## Assignment
Extract each line of the records below that contains the word "element".

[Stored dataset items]
#####

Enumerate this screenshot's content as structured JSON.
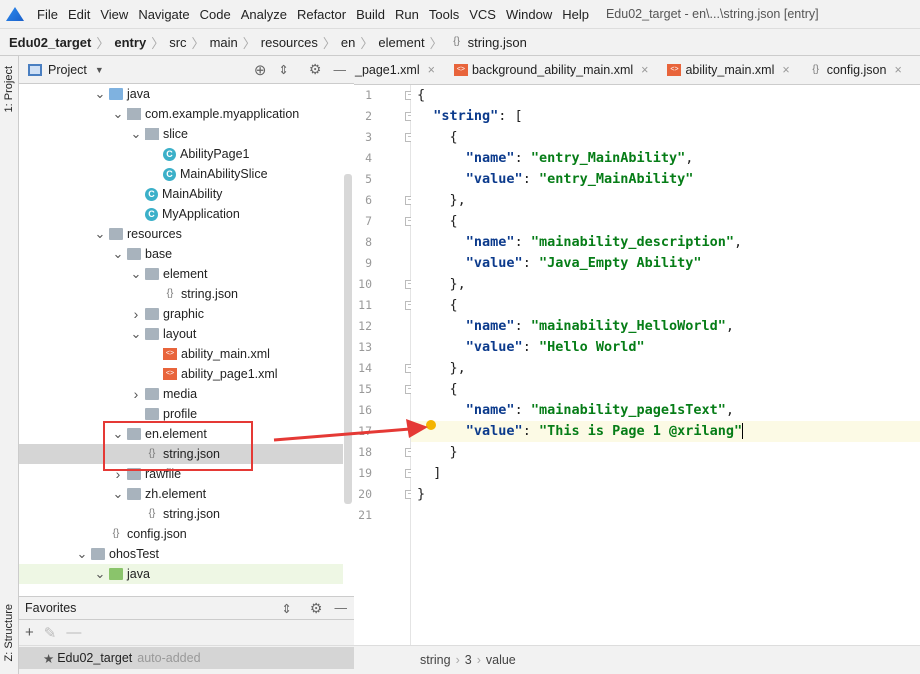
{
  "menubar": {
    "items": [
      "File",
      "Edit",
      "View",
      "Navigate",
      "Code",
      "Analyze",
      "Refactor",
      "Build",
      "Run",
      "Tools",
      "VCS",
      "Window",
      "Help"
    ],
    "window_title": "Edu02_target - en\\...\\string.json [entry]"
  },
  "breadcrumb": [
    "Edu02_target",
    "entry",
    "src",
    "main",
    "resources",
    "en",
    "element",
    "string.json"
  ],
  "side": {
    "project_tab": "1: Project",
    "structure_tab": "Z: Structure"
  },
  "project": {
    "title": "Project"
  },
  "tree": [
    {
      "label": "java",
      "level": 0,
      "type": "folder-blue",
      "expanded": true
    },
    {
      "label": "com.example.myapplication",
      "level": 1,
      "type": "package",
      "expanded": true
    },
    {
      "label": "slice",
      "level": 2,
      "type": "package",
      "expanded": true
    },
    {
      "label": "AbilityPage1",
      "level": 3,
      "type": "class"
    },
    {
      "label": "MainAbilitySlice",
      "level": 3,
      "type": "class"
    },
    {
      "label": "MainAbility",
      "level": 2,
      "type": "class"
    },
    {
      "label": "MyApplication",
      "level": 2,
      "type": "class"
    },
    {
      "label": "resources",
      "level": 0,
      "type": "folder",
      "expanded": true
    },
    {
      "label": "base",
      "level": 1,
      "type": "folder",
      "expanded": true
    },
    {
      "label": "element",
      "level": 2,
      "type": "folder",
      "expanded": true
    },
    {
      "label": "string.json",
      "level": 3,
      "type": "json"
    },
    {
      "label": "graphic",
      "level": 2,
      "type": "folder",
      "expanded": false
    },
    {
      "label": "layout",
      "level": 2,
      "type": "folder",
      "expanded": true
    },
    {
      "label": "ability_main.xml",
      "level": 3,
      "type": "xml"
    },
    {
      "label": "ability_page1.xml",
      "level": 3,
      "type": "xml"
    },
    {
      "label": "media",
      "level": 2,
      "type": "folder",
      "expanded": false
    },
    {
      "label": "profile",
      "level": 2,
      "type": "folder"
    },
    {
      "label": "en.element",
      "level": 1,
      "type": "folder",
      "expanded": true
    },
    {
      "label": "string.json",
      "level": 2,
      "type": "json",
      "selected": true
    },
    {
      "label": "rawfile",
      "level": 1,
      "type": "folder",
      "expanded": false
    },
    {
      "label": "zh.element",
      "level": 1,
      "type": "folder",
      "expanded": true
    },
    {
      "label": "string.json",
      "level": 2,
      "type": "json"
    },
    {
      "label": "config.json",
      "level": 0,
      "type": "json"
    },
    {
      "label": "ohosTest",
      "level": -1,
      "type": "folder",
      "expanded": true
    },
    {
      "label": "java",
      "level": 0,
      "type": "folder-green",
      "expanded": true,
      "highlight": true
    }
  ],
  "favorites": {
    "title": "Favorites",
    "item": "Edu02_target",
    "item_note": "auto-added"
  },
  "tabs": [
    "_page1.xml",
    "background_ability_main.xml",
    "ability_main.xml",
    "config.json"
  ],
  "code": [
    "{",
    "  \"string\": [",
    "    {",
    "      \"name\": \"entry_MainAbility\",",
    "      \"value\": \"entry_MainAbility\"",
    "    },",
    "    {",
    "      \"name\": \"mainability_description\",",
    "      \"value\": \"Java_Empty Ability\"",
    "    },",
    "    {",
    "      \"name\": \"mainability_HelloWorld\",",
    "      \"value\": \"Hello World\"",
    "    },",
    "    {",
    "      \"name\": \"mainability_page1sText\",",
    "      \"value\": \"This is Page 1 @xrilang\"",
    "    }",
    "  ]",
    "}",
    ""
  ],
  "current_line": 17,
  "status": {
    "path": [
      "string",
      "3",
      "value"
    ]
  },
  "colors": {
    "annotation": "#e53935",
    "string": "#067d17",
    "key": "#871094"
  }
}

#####

## Expected answer
    "element",
      "label": "element",
      "label": "en.element",
      "label": "zh.element",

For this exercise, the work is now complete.